What this task involves:
Report how many lines in the records below hold "JSON", with no other output.

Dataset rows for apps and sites
========================================================================
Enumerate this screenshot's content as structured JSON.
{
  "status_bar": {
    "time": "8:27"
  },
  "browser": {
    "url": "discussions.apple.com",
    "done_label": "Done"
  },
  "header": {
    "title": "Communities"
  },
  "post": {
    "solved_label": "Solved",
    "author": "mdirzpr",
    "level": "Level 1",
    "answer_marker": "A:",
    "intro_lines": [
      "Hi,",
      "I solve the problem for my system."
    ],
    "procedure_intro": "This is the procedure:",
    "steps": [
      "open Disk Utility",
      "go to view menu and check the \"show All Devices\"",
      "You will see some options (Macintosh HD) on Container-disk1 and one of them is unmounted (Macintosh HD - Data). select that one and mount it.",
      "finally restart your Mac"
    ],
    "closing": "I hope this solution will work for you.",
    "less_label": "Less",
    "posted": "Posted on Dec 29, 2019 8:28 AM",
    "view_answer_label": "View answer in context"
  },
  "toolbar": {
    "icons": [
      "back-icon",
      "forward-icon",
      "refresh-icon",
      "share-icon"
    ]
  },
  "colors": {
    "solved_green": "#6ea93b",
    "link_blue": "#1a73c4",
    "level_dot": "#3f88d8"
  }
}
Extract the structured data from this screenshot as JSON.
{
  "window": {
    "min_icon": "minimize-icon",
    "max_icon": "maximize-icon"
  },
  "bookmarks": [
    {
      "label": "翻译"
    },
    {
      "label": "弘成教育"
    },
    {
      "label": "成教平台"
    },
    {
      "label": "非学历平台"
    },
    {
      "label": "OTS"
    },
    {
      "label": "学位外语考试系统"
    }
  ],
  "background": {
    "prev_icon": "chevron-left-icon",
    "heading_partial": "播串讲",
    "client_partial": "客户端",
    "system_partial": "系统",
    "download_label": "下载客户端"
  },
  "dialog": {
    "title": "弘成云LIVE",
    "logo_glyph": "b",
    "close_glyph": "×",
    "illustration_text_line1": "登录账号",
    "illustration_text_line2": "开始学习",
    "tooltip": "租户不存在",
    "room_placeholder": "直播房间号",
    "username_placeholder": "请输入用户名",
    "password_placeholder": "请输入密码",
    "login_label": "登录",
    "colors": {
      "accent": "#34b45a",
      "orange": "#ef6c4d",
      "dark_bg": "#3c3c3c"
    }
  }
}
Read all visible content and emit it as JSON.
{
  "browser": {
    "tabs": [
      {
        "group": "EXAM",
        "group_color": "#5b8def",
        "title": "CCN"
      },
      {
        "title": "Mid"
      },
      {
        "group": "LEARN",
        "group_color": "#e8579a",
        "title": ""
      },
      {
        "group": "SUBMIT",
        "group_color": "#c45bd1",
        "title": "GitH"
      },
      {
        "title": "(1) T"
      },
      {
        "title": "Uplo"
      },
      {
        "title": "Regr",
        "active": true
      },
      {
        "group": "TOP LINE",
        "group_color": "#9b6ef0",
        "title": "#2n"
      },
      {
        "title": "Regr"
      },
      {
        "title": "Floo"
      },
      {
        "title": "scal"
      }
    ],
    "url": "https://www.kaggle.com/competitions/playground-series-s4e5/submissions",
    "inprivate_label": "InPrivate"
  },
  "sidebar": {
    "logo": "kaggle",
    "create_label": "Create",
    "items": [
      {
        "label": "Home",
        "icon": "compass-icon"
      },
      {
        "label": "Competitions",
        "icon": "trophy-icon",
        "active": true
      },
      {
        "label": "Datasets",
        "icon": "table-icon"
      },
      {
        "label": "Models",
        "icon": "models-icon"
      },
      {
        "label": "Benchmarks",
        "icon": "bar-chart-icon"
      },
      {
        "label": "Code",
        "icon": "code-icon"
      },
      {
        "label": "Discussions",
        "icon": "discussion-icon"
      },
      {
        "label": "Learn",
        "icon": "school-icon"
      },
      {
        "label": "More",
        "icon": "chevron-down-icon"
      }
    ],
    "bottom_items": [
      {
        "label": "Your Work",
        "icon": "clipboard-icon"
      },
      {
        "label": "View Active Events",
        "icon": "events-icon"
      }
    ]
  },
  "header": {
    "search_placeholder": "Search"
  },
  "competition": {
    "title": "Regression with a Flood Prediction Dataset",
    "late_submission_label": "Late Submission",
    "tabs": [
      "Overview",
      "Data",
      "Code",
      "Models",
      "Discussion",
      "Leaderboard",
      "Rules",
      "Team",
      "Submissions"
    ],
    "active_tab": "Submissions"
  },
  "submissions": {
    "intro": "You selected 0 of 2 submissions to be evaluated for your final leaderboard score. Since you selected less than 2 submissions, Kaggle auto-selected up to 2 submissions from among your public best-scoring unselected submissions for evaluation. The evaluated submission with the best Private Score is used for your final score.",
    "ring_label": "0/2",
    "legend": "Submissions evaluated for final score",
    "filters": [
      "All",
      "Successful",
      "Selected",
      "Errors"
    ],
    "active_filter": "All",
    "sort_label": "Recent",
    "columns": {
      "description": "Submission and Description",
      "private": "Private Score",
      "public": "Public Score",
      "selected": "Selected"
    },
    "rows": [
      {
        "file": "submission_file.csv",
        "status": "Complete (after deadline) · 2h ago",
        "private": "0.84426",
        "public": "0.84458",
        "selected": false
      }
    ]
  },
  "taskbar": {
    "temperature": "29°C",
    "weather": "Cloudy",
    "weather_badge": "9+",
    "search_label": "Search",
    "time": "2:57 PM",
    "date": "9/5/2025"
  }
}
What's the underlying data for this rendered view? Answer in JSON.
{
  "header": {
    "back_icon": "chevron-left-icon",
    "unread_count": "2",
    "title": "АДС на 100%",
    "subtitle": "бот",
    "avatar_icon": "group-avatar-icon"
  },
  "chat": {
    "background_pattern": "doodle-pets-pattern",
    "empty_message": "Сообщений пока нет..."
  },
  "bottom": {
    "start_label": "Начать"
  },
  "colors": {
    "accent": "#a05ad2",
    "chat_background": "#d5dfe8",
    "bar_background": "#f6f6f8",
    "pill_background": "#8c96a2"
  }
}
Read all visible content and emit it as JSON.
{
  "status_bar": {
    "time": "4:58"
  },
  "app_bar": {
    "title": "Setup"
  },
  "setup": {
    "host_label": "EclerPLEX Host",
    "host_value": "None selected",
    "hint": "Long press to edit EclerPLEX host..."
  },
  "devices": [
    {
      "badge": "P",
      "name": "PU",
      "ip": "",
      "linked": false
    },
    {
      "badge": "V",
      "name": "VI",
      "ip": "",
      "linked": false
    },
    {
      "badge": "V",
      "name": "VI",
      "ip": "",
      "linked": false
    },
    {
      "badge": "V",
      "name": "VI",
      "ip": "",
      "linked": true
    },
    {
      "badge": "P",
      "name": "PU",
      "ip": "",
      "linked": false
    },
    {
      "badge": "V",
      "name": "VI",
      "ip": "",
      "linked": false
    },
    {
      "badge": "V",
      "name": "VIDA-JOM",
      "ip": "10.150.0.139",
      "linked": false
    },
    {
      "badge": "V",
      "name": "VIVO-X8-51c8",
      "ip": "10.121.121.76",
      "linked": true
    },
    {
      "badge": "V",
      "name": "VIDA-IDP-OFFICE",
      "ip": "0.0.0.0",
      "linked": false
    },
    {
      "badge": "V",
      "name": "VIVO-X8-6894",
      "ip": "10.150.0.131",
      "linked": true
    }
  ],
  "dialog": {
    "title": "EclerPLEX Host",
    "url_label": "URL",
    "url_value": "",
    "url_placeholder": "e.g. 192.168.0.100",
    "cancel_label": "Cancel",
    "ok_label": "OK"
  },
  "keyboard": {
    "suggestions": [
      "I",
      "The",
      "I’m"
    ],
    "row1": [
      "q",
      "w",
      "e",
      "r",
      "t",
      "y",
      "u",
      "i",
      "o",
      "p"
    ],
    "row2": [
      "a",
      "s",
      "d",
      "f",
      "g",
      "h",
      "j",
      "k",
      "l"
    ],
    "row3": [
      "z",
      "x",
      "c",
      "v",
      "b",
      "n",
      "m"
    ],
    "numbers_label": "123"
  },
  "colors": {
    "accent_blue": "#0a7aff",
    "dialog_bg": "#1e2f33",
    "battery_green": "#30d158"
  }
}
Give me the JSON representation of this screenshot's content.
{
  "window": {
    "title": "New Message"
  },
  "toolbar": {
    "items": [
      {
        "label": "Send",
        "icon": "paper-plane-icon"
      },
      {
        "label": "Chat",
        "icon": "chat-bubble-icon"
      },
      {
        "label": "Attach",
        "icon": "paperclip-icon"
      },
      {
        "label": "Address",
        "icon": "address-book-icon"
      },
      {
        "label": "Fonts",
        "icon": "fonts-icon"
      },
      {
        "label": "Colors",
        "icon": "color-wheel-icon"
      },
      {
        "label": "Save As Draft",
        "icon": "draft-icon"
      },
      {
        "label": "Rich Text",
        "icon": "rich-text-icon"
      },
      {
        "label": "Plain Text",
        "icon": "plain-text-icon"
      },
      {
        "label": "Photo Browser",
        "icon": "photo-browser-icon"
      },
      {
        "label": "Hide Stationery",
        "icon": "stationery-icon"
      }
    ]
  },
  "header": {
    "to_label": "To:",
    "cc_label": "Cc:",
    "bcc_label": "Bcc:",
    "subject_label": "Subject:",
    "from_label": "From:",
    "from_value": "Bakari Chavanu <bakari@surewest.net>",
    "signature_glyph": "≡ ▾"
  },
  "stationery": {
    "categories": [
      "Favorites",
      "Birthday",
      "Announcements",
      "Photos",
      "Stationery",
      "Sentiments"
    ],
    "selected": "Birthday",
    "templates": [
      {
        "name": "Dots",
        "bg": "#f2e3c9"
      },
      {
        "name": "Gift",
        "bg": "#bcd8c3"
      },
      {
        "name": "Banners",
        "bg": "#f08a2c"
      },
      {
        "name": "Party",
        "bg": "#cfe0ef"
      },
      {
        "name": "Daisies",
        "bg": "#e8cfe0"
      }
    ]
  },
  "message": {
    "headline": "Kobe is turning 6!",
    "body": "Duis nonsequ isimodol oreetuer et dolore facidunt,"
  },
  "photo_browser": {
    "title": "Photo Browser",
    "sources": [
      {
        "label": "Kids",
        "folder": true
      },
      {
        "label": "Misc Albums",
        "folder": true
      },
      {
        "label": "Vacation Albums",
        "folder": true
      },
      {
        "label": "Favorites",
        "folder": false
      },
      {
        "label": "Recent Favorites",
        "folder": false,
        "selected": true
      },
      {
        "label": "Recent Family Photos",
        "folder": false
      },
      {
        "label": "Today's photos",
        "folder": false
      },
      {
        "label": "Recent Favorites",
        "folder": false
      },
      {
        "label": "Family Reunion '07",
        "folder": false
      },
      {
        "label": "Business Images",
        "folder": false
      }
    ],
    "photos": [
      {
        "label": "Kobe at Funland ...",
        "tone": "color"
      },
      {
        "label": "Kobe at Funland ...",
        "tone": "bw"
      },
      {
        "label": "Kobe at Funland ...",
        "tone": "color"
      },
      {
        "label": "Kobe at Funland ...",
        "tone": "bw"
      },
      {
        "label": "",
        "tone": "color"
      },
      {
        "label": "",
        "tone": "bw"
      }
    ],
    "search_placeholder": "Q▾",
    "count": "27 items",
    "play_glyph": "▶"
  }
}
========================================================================
Problem solution:
6